It's not unusual for us to see the fathers of our babies in the first few hours or days after the baby is born, but as the hospital stay extends, we often see them less and less, although the mothers keep coming. That could be because the dads are working, or maybe staying with the other kids while mom visits, but often it's probably because in our society the father can simply get away with being absent, at least more easily than the mothers can. I suspect that lots of books and Ph.D. theses have been written about the reasons for absent fathers.
It shouldn't surprise me that incarceration is one of the reasons for a dad's absence. A few years ago I read the discouraging statistic that it was more likely for a young black male in our city to go to prison than to college.
I have a similar dichotomy of feelings towards the fathers of our babies as I do towards the mothers. On the one hand, I am frustrated with the way they sow their seed and then don't take responsibility for their offspring. But I also feel sorry for them, because they grow up in an environment that seems to encourage failure as much as success. They are both the product of and contribute to the seemingly endless cycle of young single parenthood, poor education, lousy jobs, and poverty that permeate too many of our urban neighborhoods.
P.S. Seen on the T-shirt of a woman in our hospital: "I don't make mistakes....I date them."

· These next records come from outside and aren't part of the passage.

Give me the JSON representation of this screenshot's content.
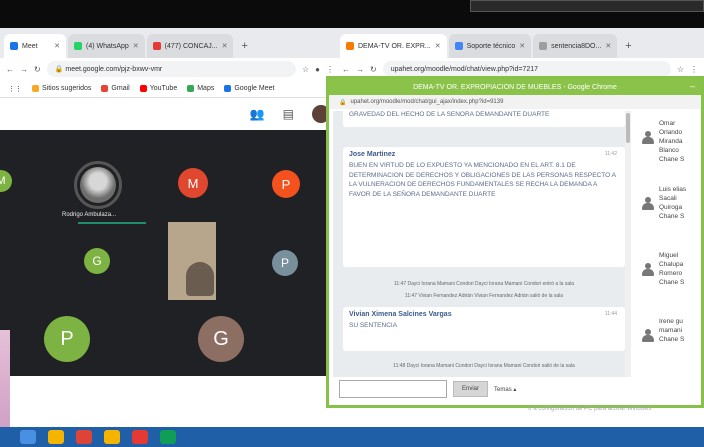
{
  "left_window": {
    "tabs": [
      {
        "label": "Meet",
        "fav_color": "#1a73e8"
      },
      {
        "label": "(4) WhatsApp",
        "fav_color": "#25d366"
      },
      {
        "label": "(477) CONCAJ...",
        "fav_color": "#e53935"
      }
    ],
    "url": "meet.google.com/pjz-bxwv-vmr",
    "bookmarks": [
      {
        "label": "Sitios sugeridos",
        "color": "#f9a825"
      },
      {
        "label": "Gmail",
        "color": "#ea4335"
      },
      {
        "label": "YouTube",
        "color": "#ff0000"
      },
      {
        "label": "Maps",
        "color": "#34a853"
      },
      {
        "label": "Google Meet",
        "color": "#1a73e8"
      }
    ],
    "meet": {
      "participants": [
        {
          "initial": "M",
          "color": "#e0472f"
        },
        {
          "initial": "P",
          "color": "#f4511e"
        },
        {
          "initial": "G",
          "color": "#7cb342"
        },
        {
          "initial": "P",
          "color": "#78909c"
        },
        {
          "initial": "P",
          "color": "#7cb342"
        },
        {
          "initial": "G",
          "color": "#8d6e63"
        },
        {
          "initial": "M",
          "color": "#7cb342"
        }
      ],
      "speaker_name": "Rodrigo Ambulaza..."
    }
  },
  "right_window": {
    "tabs": [
      "DEMA-TV OR. EXPR...",
      "Soporte técnico",
      "sentencia8DO..."
    ],
    "url": "upahet.org/moodle/mod/chat/view.php?id=7217"
  },
  "popup": {
    "title": "DEMA-TV OR. EXPROPIACION DE MUEBLES - Google Chrome",
    "url": "upahet.org/moodle/mod/chat/gui_ajax/index.php?id=9139",
    "truncated_top": "GRAVEDAD DEL HECHO DE LA SEÑORA DEMANDANTE DUARTE",
    "messages": [
      {
        "author": "Jose Martinez",
        "time": "11:42",
        "text": "BUEN EN VIRTUD DE LO EXPUESTO YA MENCIONADO EN EL ART. 8.1 DE DETERMINACION DE DERECHOS Y OBLIGACIONES DE LAS PERSONAS RESPECTO A LA VULNERACION DE DERECHOS FUNDAMENTALES SE RECHA LA DEMANDA A FAVOR DE LA SEÑORA DEMANDANTE DUARTE"
      },
      {
        "author": "Vivian Ximena Salcines Vargas",
        "time": "11:44",
        "text": "SU SENTENCIA"
      }
    ],
    "system_messages": [
      "11:47 Dayci Iorana Mamani Condori Dayci Iorana Mamani Condori entró a la sala",
      "11:47 Vivian Fernandez Adrián Vivian Fernandez Adrián salió de la sala",
      "11:48 Dayci Iorana Mamani Condori Dayci Iorana Mamani Condori salió de la sala"
    ],
    "users": [
      {
        "name": "Omar Orlando Miranda Blanco Chane S"
      },
      {
        "name": "Luis elias Sacali Quiroga Chane S"
      },
      {
        "name": "Miguel Chalupa Romero Chane S"
      },
      {
        "name": "Irene gu mamani Chane S"
      }
    ],
    "send_label": "Enviar",
    "themes_label": "Temas",
    "themes_arrow": "▴"
  },
  "hint_text": "Ir a configuración de PC para activar Windows",
  "taskbar_colors": [
    "#4a90e2",
    "#f4b400",
    "#db4437",
    "#f4b400",
    "#e53935",
    "#0f9d58"
  ]
}
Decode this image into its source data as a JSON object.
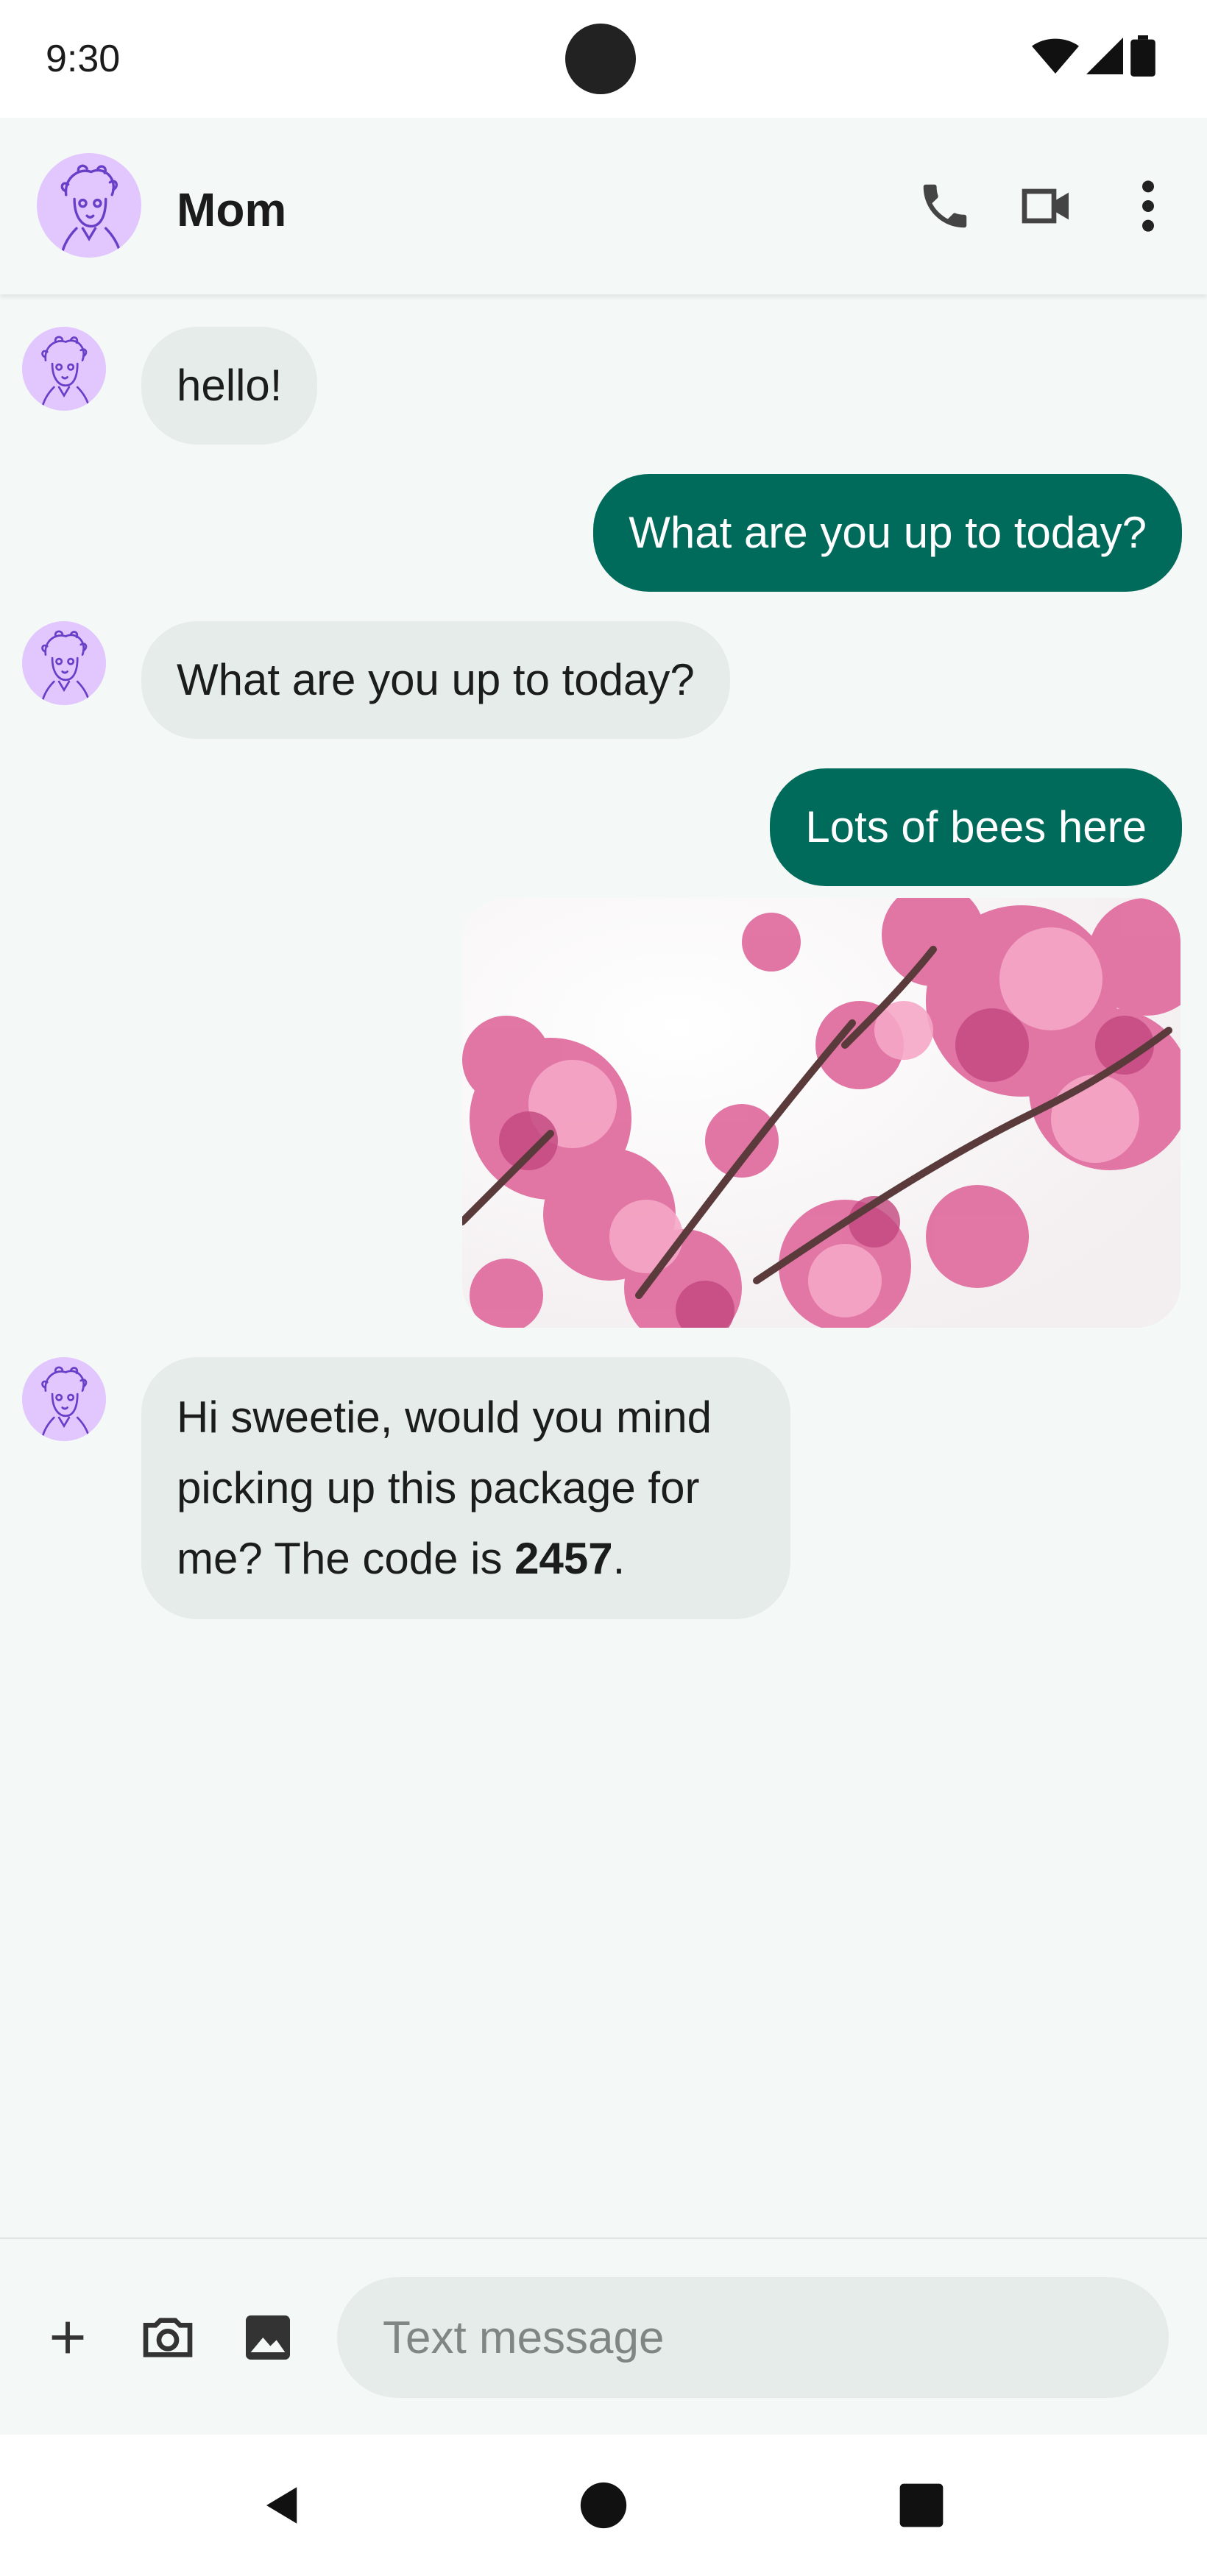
{
  "status_bar": {
    "time": "9:30"
  },
  "contact": {
    "name": "Mom"
  },
  "messages": [
    {
      "from": "contact",
      "text": "hello!"
    },
    {
      "from": "me",
      "text": "What are you up to today?"
    },
    {
      "from": "contact",
      "text": "What are you up to today?"
    },
    {
      "from": "me",
      "text": "Lots of bees here"
    },
    {
      "from": "me",
      "type": "image",
      "subject": "pink cherry blossoms"
    },
    {
      "from": "contact",
      "text_before": "Hi sweetie, would you mind picking up this package for me? The code is ",
      "code": "2457",
      "text_after": "."
    }
  ],
  "composer": {
    "placeholder": "Text message"
  },
  "colors": {
    "outgoing_bubble": "#006b5b",
    "incoming_bubble": "#e6ecea",
    "background": "#f4f9f7",
    "avatar": "#e2c7ff"
  },
  "icons": [
    "phone-icon",
    "video-call-icon",
    "more-vert-icon",
    "add-icon",
    "camera-icon",
    "image-icon",
    "back-nav-icon",
    "home-nav-icon",
    "recents-nav-icon"
  ]
}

P.P.S. Grand Rounds is up at the Medical Blog Network, and Pediatric Grand Rounds is up at Anxiety, Addiction, and Depression.